• PROMPT
Reproduce the full listing as it stands. Images do not belong in the copy.

• RECORDED DATA
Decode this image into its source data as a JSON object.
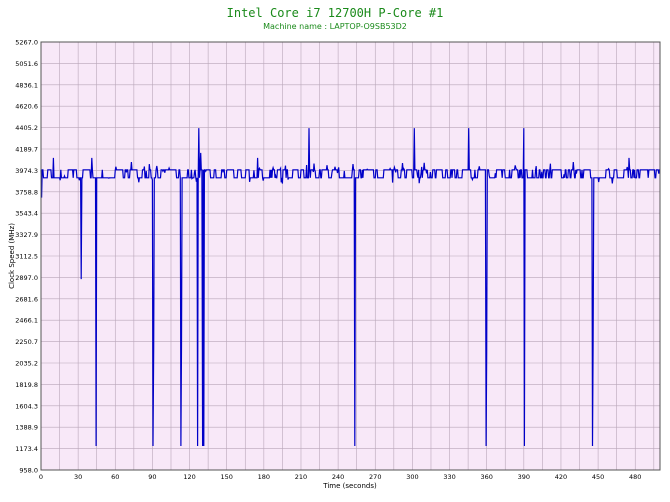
{
  "chart_data": {
    "type": "line",
    "title": "Intel Core i7 12700H P-Core #1",
    "subtitle": "Machine name : LAPTOP-O9SB53D2",
    "xlabel": "Time (seconds)",
    "ylabel": "Clock Speed (MHz)",
    "xlim": [
      0,
      500
    ],
    "ylim": [
      958.0,
      5267.0
    ],
    "x_ticks": [
      "0",
      "30",
      "60",
      "90",
      "120",
      "150",
      "180",
      "210",
      "240",
      "270",
      "300",
      "330",
      "360",
      "390",
      "420",
      "450",
      "480"
    ],
    "y_ticks": [
      "958.0",
      "1173.4",
      "1388.9",
      "1604.3",
      "1819.8",
      "2035.2",
      "2250.7",
      "2466.1",
      "2681.6",
      "2897.0",
      "3112.5",
      "3327.9",
      "3543.4",
      "3758.8",
      "3974.3",
      "4189.7",
      "4405.2",
      "4620.6",
      "4836.1",
      "5051.6",
      "5267.0"
    ],
    "grid": true,
    "series": [
      {
        "color": "#0000c8",
        "baseline_high": 3980,
        "baseline_low": 3900,
        "dips": [
          {
            "t": 0.7,
            "v": 3700
          },
          {
            "t": 32.5,
            "v": 2880
          },
          {
            "t": 44.5,
            "v": 1200
          },
          {
            "t": 90.5,
            "v": 1200
          },
          {
            "t": 91,
            "v": 2200
          },
          {
            "t": 113,
            "v": 1200
          },
          {
            "t": 113.5,
            "v": 2200
          },
          {
            "t": 126.5,
            "v": 1200
          },
          {
            "t": 130.5,
            "v": 1200
          },
          {
            "t": 131.5,
            "v": 1200
          },
          {
            "t": 253.5,
            "v": 1200
          },
          {
            "t": 359.5,
            "v": 1200
          },
          {
            "t": 360,
            "v": 2150
          },
          {
            "t": 390.5,
            "v": 1200
          },
          {
            "t": 445.5,
            "v": 1200
          },
          {
            "t": 446,
            "v": 2200
          }
        ],
        "spikes": [
          {
            "t": 127.5,
            "v": 4400
          },
          {
            "t": 129,
            "v": 4150
          },
          {
            "t": 216.5,
            "v": 4400
          },
          {
            "t": 301.5,
            "v": 4400
          },
          {
            "t": 345.5,
            "v": 4400
          },
          {
            "t": 390,
            "v": 4400
          },
          {
            "t": 10,
            "v": 4100
          },
          {
            "t": 41,
            "v": 4100
          },
          {
            "t": 175,
            "v": 4100
          },
          {
            "t": 475,
            "v": 4100
          }
        ]
      }
    ]
  }
}
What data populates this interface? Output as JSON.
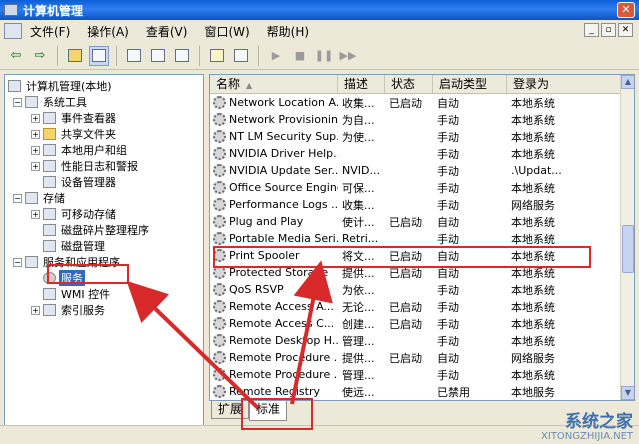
{
  "window": {
    "title": "计算机管理",
    "close_glyph": "✕"
  },
  "menu": {
    "items": [
      "文件(F)",
      "操作(A)",
      "查看(V)",
      "窗口(W)",
      "帮助(H)"
    ],
    "min_glyph": "_",
    "restore_glyph": "▫",
    "close_glyph": "✕"
  },
  "toolbar": {
    "back": "⇦",
    "forward": "⇨",
    "play": "▶",
    "stop": "■",
    "pause": "❚❚",
    "restart": "▶▶"
  },
  "tree": {
    "items": [
      {
        "label": "计算机管理(本地)"
      },
      {
        "label": "系统工具"
      },
      {
        "label": "事件查看器"
      },
      {
        "label": "共享文件夹"
      },
      {
        "label": "本地用户和组"
      },
      {
        "label": "性能日志和警报"
      },
      {
        "label": "设备管理器"
      },
      {
        "label": "存储"
      },
      {
        "label": "可移动存储"
      },
      {
        "label": "磁盘碎片整理程序"
      },
      {
        "label": "磁盘管理"
      },
      {
        "label": "服务和应用程序"
      },
      {
        "label": "服务"
      },
      {
        "label": "WMI 控件"
      },
      {
        "label": "索引服务"
      }
    ]
  },
  "list": {
    "headers": [
      "名称",
      "描述",
      "状态",
      "启动类型",
      "登录为"
    ],
    "sort_glyph": "▲",
    "rows": [
      [
        "Network Location A...",
        "收集...",
        "已启动",
        "自动",
        "本地系统"
      ],
      [
        "Network Provisionin...",
        "为自...",
        "",
        "手动",
        "本地系统"
      ],
      [
        "NT LM Security Sup...",
        "为使...",
        "",
        "手动",
        "本地系统"
      ],
      [
        "NVIDIA Driver Help...",
        "",
        "",
        "手动",
        "本地系统"
      ],
      [
        "NVIDIA Update Ser...",
        "NVID...",
        "",
        "手动",
        ".\\Updat..."
      ],
      [
        "Office Source Engine",
        "可保...",
        "",
        "手动",
        "本地系统"
      ],
      [
        "Performance Logs ...",
        "收集...",
        "",
        "手动",
        "网络服务"
      ],
      [
        "Plug and Play",
        "使计...",
        "已启动",
        "自动",
        "本地系统"
      ],
      [
        "Portable Media Seri...",
        "Retri...",
        "",
        "手动",
        "本地系统"
      ],
      [
        "Print Spooler",
        "将文...",
        "已启动",
        "自动",
        "本地系统"
      ],
      [
        "Protected Storage",
        "提供...",
        "已启动",
        "自动",
        "本地系统"
      ],
      [
        "QoS RSVP",
        "为依...",
        "",
        "手动",
        "本地系统"
      ],
      [
        "Remote Access A...",
        "无论...",
        "已启动",
        "手动",
        "本地系统"
      ],
      [
        "Remote Access C...",
        "创建...",
        "已启动",
        "手动",
        "本地系统"
      ],
      [
        "Remote Desktop H...",
        "管理...",
        "",
        "手动",
        "本地系统"
      ],
      [
        "Remote Procedure ...",
        "提供...",
        "已启动",
        "自动",
        "网络服务"
      ],
      [
        "Remote Procedure ...",
        "管理...",
        "",
        "手动",
        "本地系统"
      ],
      [
        "Remote Registry",
        "使远...",
        "",
        "已禁用",
        "本地服务"
      ]
    ]
  },
  "tabs": [
    "扩展",
    "标准"
  ],
  "watermark": {
    "title": "系统之家",
    "url": "XITONGZHIJIA.NET"
  },
  "colors": {
    "highlight": "#d82a2a",
    "selection": "#316ac5",
    "title_bar": "#0a5fd8"
  }
}
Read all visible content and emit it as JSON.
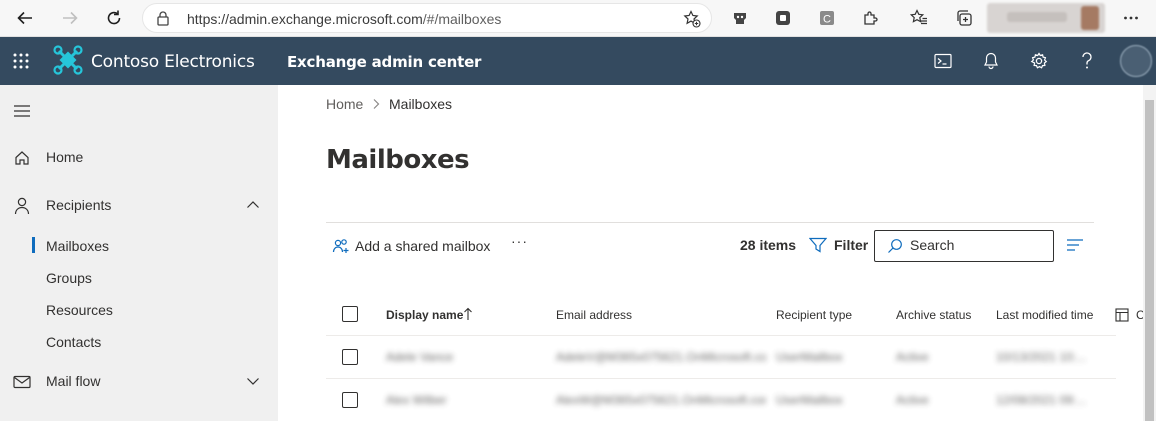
{
  "browser": {
    "url_main": "https://admin.exchange.microsoft.com",
    "url_path": "/#/mailboxes",
    "icons": [
      "back-icon",
      "forward-icon",
      "refresh-icon",
      "lock-icon",
      "add-favorite-icon",
      "extension-icons",
      "favorites-icon",
      "collections-icon",
      "more-icon"
    ]
  },
  "header": {
    "org_name": "Contoso Electronics",
    "app_name": "Exchange admin center",
    "colors": {
      "bar": "#344a5f",
      "logo": "#26c6da"
    }
  },
  "nav": {
    "home": "Home",
    "recipients": "Recipients",
    "sub": [
      "Mailboxes",
      "Groups",
      "Resources",
      "Contacts"
    ],
    "mail_flow": "Mail flow",
    "selected": "Mailboxes",
    "accent": "#0f6cbd"
  },
  "breadcrumb": {
    "home": "Home",
    "current": "Mailboxes"
  },
  "page": {
    "title": "Mailboxes"
  },
  "commands": {
    "add_shared": "Add a shared mailbox",
    "more": "···",
    "count": "28 items",
    "filter": "Filter",
    "search_placeholder": "Search"
  },
  "table": {
    "columns": [
      "Display name",
      "Email address",
      "Recipient type",
      "Archive status",
      "Last modified time",
      "C"
    ],
    "sort": "ascending",
    "rows": [
      [
        "Adele Vance",
        "AdeleV@M365x075621.OnMicrosoft.com",
        "UserMailbox",
        "Active",
        "10/13/2021 10:..."
      ],
      [
        "Alex Wilber",
        "AlexW@M365x075621.OnMicrosoft.com",
        "UserMailbox",
        "Active",
        "12/08/2021 09:..."
      ]
    ]
  }
}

• RESULT
Decode this image into its source data as a JSON object.
{
  "chart_data": {
    "type": "line",
    "title": "Intel Core i7 12700H P-Core #1",
    "subtitle": "Machine name : LAPTOP-O9SB53D2",
    "xlabel": "Time (seconds)",
    "ylabel": "Clock Speed (MHz)",
    "xlim": [
      0,
      500
    ],
    "ylim": [
      958.0,
      5267.0
    ],
    "x_ticks": [
      "0",
      "30",
      "60",
      "90",
      "120",
      "150",
      "180",
      "210",
      "240",
      "270",
      "300",
      "330",
      "360",
      "390",
      "420",
      "450",
      "480"
    ],
    "y_ticks": [
      "958.0",
      "1173.4",
      "1388.9",
      "1604.3",
      "1819.8",
      "2035.2",
      "2250.7",
      "2466.1",
      "2681.6",
      "2897.0",
      "3112.5",
      "3327.9",
      "3543.4",
      "3758.8",
      "3974.3",
      "4189.7",
      "4405.2",
      "4620.6",
      "4836.1",
      "5051.6",
      "5267.0"
    ],
    "grid": true,
    "series": [
      {
        "color": "#0000c8",
        "baseline_high": 3980,
        "baseline_low": 3900,
        "dips": [
          {
            "t": 0.7,
            "v": 3700
          },
          {
            "t": 32.5,
            "v": 2880
          },
          {
            "t": 44.5,
            "v": 1200
          },
          {
            "t": 90.5,
            "v": 1200
          },
          {
            "t": 91,
            "v": 2200
          },
          {
            "t": 113,
            "v": 1200
          },
          {
            "t": 113.5,
            "v": 2200
          },
          {
            "t": 126.5,
            "v": 1200
          },
          {
            "t": 130.5,
            "v": 1200
          },
          {
            "t": 131.5,
            "v": 1200
          },
          {
            "t": 253.5,
            "v": 1200
          },
          {
            "t": 359.5,
            "v": 1200
          },
          {
            "t": 360,
            "v": 2150
          },
          {
            "t": 390.5,
            "v": 1200
          },
          {
            "t": 445.5,
            "v": 1200
          },
          {
            "t": 446,
            "v": 2200
          }
        ],
        "spikes": [
          {
            "t": 127.5,
            "v": 4400
          },
          {
            "t": 129,
            "v": 4150
          },
          {
            "t": 216.5,
            "v": 4400
          },
          {
            "t": 301.5,
            "v": 4400
          },
          {
            "t": 345.5,
            "v": 4400
          },
          {
            "t": 390,
            "v": 4400
          },
          {
            "t": 10,
            "v": 4100
          },
          {
            "t": 41,
            "v": 4100
          },
          {
            "t": 175,
            "v": 4100
          },
          {
            "t": 475,
            "v": 4100
          }
        ]
      }
    ]
  }
}
What data populates this interface? Output as JSON.
{
  "window": {
    "title": "计算机管理",
    "close_glyph": "✕"
  },
  "menu": {
    "items": [
      "文件(F)",
      "操作(A)",
      "查看(V)",
      "窗口(W)",
      "帮助(H)"
    ],
    "min_glyph": "_",
    "restore_glyph": "▫",
    "close_glyph": "✕"
  },
  "toolbar": {
    "back": "⇦",
    "forward": "⇨",
    "play": "▶",
    "stop": "■",
    "pause": "❚❚",
    "restart": "▶▶"
  },
  "tree": {
    "items": [
      {
        "label": "计算机管理(本地)"
      },
      {
        "label": "系统工具"
      },
      {
        "label": "事件查看器"
      },
      {
        "label": "共享文件夹"
      },
      {
        "label": "本地用户和组"
      },
      {
        "label": "性能日志和警报"
      },
      {
        "label": "设备管理器"
      },
      {
        "label": "存储"
      },
      {
        "label": "可移动存储"
      },
      {
        "label": "磁盘碎片整理程序"
      },
      {
        "label": "磁盘管理"
      },
      {
        "label": "服务和应用程序"
      },
      {
        "label": "服务"
      },
      {
        "label": "WMI 控件"
      },
      {
        "label": "索引服务"
      }
    ]
  },
  "list": {
    "headers": [
      "名称",
      "描述",
      "状态",
      "启动类型",
      "登录为"
    ],
    "sort_glyph": "▲",
    "rows": [
      [
        "Network Location A...",
        "收集...",
        "已启动",
        "自动",
        "本地系统"
      ],
      [
        "Network Provisionin...",
        "为自...",
        "",
        "手动",
        "本地系统"
      ],
      [
        "NT LM Security Sup...",
        "为使...",
        "",
        "手动",
        "本地系统"
      ],
      [
        "NVIDIA Driver Help...",
        "",
        "",
        "手动",
        "本地系统"
      ],
      [
        "NVIDIA Update Ser...",
        "NVID...",
        "",
        "手动",
        ".\\Updat..."
      ],
      [
        "Office Source Engine",
        "可保...",
        "",
        "手动",
        "本地系统"
      ],
      [
        "Performance Logs ...",
        "收集...",
        "",
        "手动",
        "网络服务"
      ],
      [
        "Plug and Play",
        "使计...",
        "已启动",
        "自动",
        "本地系统"
      ],
      [
        "Portable Media Seri...",
        "Retri...",
        "",
        "手动",
        "本地系统"
      ],
      [
        "Print Spooler",
        "将文...",
        "已启动",
        "自动",
        "本地系统"
      ],
      [
        "Protected Storage",
        "提供...",
        "已启动",
        "自动",
        "本地系统"
      ],
      [
        "QoS RSVP",
        "为依...",
        "",
        "手动",
        "本地系统"
      ],
      [
        "Remote Access A...",
        "无论...",
        "已启动",
        "手动",
        "本地系统"
      ],
      [
        "Remote Access C...",
        "创建...",
        "已启动",
        "手动",
        "本地系统"
      ],
      [
        "Remote Desktop H...",
        "管理...",
        "",
        "手动",
        "本地系统"
      ],
      [
        "Remote Procedure ...",
        "提供...",
        "已启动",
        "自动",
        "网络服务"
      ],
      [
        "Remote Procedure ...",
        "管理...",
        "",
        "手动",
        "本地系统"
      ],
      [
        "Remote Registry",
        "使远...",
        "",
        "已禁用",
        "本地服务"
      ]
    ]
  },
  "tabs": [
    "扩展",
    "标准"
  ],
  "watermark": {
    "title": "系统之家",
    "url": "XITONGZHIJIA.NET"
  },
  "colors": {
    "highlight": "#d82a2a",
    "selection": "#316ac5",
    "title_bar": "#0a5fd8"
  }
}
Read all visible content and emit it as JSON.
{
  "browser": {
    "url_main": "https://admin.exchange.microsoft.com",
    "url_path": "/#/mailboxes",
    "icons": [
      "back-icon",
      "forward-icon",
      "refresh-icon",
      "lock-icon",
      "add-favorite-icon",
      "extension-icons",
      "favorites-icon",
      "collections-icon",
      "more-icon"
    ]
  },
  "header": {
    "org_name": "Contoso Electronics",
    "app_name": "Exchange admin center",
    "colors": {
      "bar": "#344a5f",
      "logo": "#26c6da"
    }
  },
  "nav": {
    "home": "Home",
    "recipients": "Recipients",
    "sub": [
      "Mailboxes",
      "Groups",
      "Resources",
      "Contacts"
    ],
    "mail_flow": "Mail flow",
    "selected": "Mailboxes",
    "accent": "#0f6cbd"
  },
  "breadcrumb": {
    "home": "Home",
    "current": "Mailboxes"
  },
  "page": {
    "title": "Mailboxes"
  },
  "commands": {
    "add_shared": "Add a shared mailbox",
    "more": "···",
    "count": "28 items",
    "filter": "Filter",
    "search_placeholder": "Search"
  },
  "table": {
    "columns": [
      "Display name",
      "Email address",
      "Recipient type",
      "Archive status",
      "Last modified time",
      "C"
    ],
    "sort": "ascending",
    "rows": [
      [
        "Adele Vance",
        "AdeleV@M365x075621.OnMicrosoft.com",
        "UserMailbox",
        "Active",
        "10/13/2021 10:..."
      ],
      [
        "Alex Wilber",
        "AlexW@M365x075621.OnMicrosoft.com",
        "UserMailbox",
        "Active",
        "12/08/2021 09:..."
      ]
    ]
  }
}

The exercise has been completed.